- Companies or corporate partners cannot make an averaging claim.
- No claim can be made as regards the profits arising in either the commencement or cessation years of trading.
- For a 2-year averaging claim to be made the average profit of the 2 years in aggregate must be more than 25% of the profits of the tax year with the better result, or one of the years the profit is nil (i.e. loss-making).
- William Shakespeare’s profits for the 2023/24 tax year were £10,000 & for the 2022/23 tax year £40,000.
- If averaging is claimed the profit per tax year would be £25,000 which is greater than 25% of the 2022/23 profit figure – i.e. £10,000 (25% x £40,000).
- Therefore a claim can be made.
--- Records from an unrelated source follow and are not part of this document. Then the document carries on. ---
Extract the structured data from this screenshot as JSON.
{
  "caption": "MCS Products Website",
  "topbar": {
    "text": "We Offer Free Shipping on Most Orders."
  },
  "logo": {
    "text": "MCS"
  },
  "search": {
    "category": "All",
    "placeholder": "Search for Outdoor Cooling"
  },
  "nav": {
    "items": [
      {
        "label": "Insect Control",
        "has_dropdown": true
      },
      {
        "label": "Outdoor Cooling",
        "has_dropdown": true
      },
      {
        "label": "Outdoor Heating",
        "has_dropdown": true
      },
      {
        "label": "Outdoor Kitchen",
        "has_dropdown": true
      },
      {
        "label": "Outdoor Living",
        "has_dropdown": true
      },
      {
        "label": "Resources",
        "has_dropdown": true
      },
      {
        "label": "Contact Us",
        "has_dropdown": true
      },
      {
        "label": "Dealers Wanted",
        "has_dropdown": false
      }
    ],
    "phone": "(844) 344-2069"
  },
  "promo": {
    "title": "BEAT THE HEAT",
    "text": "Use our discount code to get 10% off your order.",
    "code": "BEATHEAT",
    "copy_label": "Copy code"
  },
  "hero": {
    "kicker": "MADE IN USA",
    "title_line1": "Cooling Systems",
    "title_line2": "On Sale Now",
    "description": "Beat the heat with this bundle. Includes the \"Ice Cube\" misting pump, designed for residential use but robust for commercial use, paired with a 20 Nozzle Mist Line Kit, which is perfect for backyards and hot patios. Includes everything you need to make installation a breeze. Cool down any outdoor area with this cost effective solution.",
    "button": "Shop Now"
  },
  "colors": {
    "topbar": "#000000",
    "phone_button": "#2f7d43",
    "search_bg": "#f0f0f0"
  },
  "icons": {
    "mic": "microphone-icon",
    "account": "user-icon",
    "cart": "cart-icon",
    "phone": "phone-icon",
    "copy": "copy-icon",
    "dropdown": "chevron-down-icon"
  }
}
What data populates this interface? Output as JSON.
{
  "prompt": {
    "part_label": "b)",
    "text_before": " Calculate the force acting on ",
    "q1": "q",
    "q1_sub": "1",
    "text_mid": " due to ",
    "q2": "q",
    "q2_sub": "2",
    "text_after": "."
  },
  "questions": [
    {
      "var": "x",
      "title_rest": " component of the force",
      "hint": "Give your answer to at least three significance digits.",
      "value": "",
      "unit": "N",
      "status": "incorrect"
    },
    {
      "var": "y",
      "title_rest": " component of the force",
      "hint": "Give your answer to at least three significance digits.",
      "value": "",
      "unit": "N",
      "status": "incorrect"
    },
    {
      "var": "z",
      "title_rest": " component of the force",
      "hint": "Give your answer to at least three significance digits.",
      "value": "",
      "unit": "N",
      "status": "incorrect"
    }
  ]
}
- For a 5-year averaging claim to be made the difference between the current tax year profit and the average of the previous 4 tax year profits must be more than 25% of the highest profit or one or more of the tax year profits is nil.
- Farmer Massey’s 5 years taxable profits are:
2023/24 – £60,000
2022/23 – £50,000
2021/22 – £20,000
2020/21 – £50,000
2019/20 – £20,000
- If averaging is claimed the profit for each year becomes £40,000.
- The average profits for the tax years 2019/20 through to 2022/23 inclusive are £35,000.
- The difference between Massey’s profits for 2023/24 of £60,000 and the average of the previous 4 tax years is £25,000. This is greater than 25% of the highest profit figure, i.e. £15,000 (25% of £60,000).
- Therefore a claim can be made.
Please do not hesitate to contact us if you would like us to review your situation to see if an averaging claim is feasible and of benefit to you.
Browse our previous articles and blog posts here.